What is required - Please set down every line of the records below exactly, without the pictures.
════════
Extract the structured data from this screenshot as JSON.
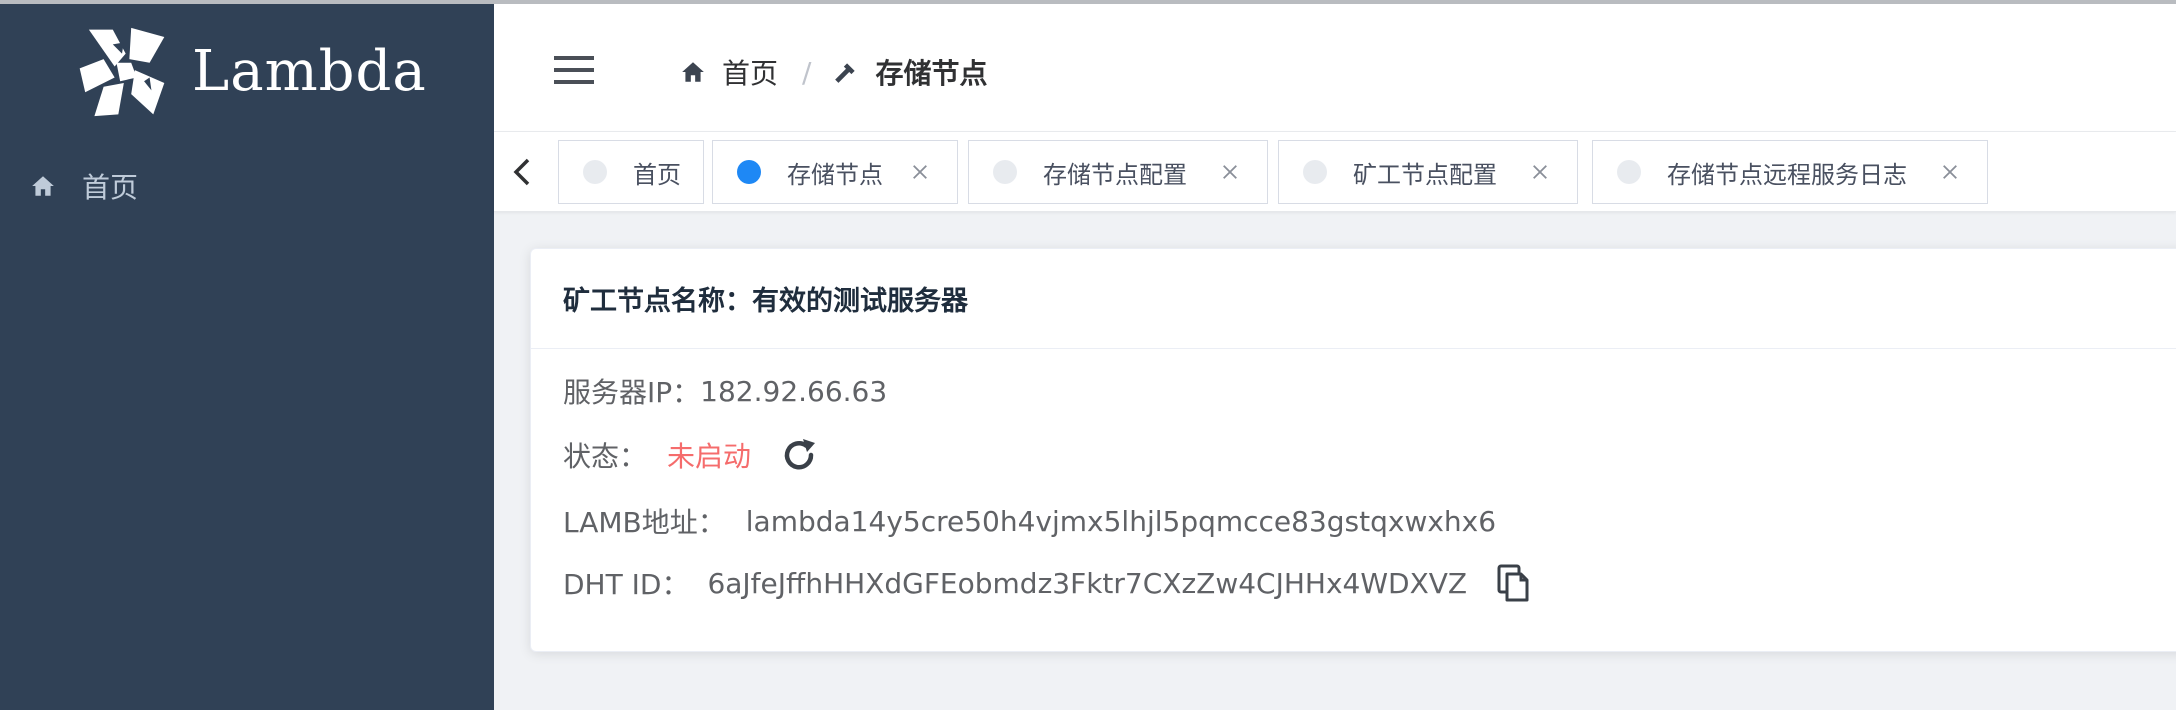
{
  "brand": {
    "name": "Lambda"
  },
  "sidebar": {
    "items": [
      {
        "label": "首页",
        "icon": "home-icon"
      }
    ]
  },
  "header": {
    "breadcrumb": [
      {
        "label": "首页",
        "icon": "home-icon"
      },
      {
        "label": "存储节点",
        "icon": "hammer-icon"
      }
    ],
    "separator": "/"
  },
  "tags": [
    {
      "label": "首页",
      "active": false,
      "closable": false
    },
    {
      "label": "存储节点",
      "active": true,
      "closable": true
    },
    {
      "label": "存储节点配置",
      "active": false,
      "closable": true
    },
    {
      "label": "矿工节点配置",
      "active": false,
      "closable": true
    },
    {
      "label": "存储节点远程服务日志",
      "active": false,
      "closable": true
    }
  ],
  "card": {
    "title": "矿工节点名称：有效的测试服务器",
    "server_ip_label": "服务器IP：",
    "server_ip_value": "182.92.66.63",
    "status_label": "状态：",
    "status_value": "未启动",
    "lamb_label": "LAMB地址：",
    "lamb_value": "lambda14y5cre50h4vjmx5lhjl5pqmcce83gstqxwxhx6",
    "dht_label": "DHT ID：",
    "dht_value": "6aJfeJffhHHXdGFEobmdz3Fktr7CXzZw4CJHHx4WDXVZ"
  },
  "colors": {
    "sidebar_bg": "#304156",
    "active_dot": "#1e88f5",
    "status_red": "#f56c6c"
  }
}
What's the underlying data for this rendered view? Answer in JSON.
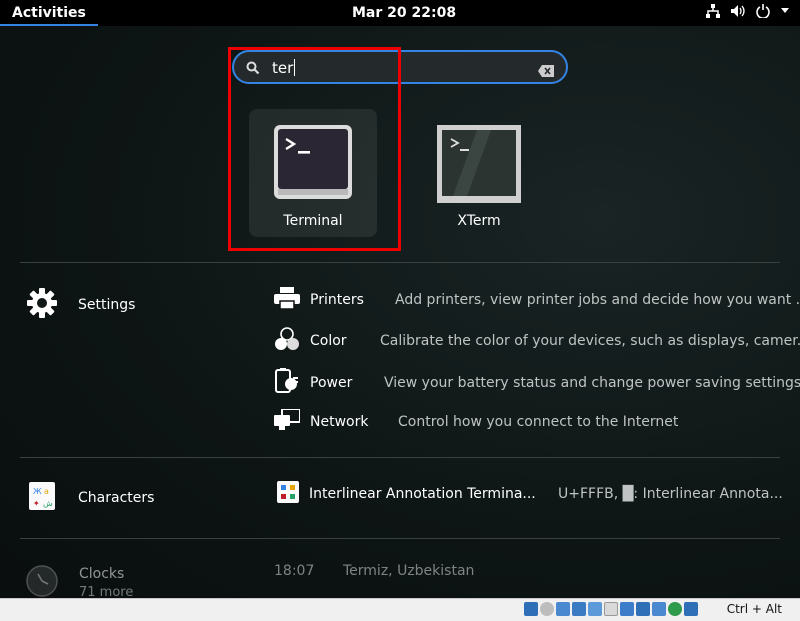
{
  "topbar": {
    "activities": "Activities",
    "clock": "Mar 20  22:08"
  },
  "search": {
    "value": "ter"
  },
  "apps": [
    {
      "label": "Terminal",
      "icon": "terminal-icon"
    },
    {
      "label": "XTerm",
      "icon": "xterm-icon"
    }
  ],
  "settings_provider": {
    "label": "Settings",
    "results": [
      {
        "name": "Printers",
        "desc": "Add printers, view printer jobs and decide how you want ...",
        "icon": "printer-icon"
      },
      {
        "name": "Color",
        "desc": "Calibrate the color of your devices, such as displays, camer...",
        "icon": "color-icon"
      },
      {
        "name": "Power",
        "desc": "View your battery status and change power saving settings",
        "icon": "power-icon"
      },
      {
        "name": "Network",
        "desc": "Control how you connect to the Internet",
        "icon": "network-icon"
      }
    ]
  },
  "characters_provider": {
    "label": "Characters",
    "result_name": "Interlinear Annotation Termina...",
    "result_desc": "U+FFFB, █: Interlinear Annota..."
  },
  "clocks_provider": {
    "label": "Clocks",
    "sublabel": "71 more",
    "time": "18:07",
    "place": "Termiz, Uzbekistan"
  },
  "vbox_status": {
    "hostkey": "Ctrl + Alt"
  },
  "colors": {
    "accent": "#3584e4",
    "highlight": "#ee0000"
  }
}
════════
Response box -
Extract the structured data from this screenshot as JSON.
{
  "brand": {
    "name": "Lambda"
  },
  "sidebar": {
    "items": [
      {
        "label": "首页",
        "icon": "home-icon"
      }
    ]
  },
  "header": {
    "breadcrumb": [
      {
        "label": "首页",
        "icon": "home-icon"
      },
      {
        "label": "存储节点",
        "icon": "hammer-icon"
      }
    ],
    "separator": "/"
  },
  "tags": [
    {
      "label": "首页",
      "active": false,
      "closable": false
    },
    {
      "label": "存储节点",
      "active": true,
      "closable": true
    },
    {
      "label": "存储节点配置",
      "active": false,
      "closable": true
    },
    {
      "label": "矿工节点配置",
      "active": false,
      "closable": true
    },
    {
      "label": "存储节点远程服务日志",
      "active": false,
      "closable": true
    }
  ],
  "card": {
    "title": "矿工节点名称：有效的测试服务器",
    "server_ip_label": "服务器IP：",
    "server_ip_value": "182.92.66.63",
    "status_label": "状态：",
    "status_value": "未启动",
    "lamb_label": "LAMB地址：",
    "lamb_value": "lambda14y5cre50h4vjmx5lhjl5pqmcce83gstqxwxhx6",
    "dht_label": "DHT ID：",
    "dht_value": "6aJfeJffhHHXdGFEobmdz3Fktr7CXzZw4CJHHx4WDXVZ"
  },
  "colors": {
    "sidebar_bg": "#304156",
    "active_dot": "#1e88f5",
    "status_red": "#f56c6c"
  }
}
What's the underlying data for this rendered view? Answer in JSON.
{
  "topbar": {
    "activities": "Activities",
    "clock": "Mar 20  22:08"
  },
  "search": {
    "value": "ter"
  },
  "apps": [
    {
      "label": "Terminal",
      "icon": "terminal-icon"
    },
    {
      "label": "XTerm",
      "icon": "xterm-icon"
    }
  ],
  "settings_provider": {
    "label": "Settings",
    "results": [
      {
        "name": "Printers",
        "desc": "Add printers, view printer jobs and decide how you want ...",
        "icon": "printer-icon"
      },
      {
        "name": "Color",
        "desc": "Calibrate the color of your devices, such as displays, camer...",
        "icon": "color-icon"
      },
      {
        "name": "Power",
        "desc": "View your battery status and change power saving settings",
        "icon": "power-icon"
      },
      {
        "name": "Network",
        "desc": "Control how you connect to the Internet",
        "icon": "network-icon"
      }
    ]
  },
  "characters_provider": {
    "label": "Characters",
    "result_name": "Interlinear Annotation Termina...",
    "result_desc": "U+FFFB, █: Interlinear Annota..."
  },
  "clocks_provider": {
    "label": "Clocks",
    "sublabel": "71 more",
    "time": "18:07",
    "place": "Termiz, Uzbekistan"
  },
  "vbox_status": {
    "hostkey": "Ctrl + Alt"
  },
  "colors": {
    "accent": "#3584e4",
    "highlight": "#ee0000"
  }
}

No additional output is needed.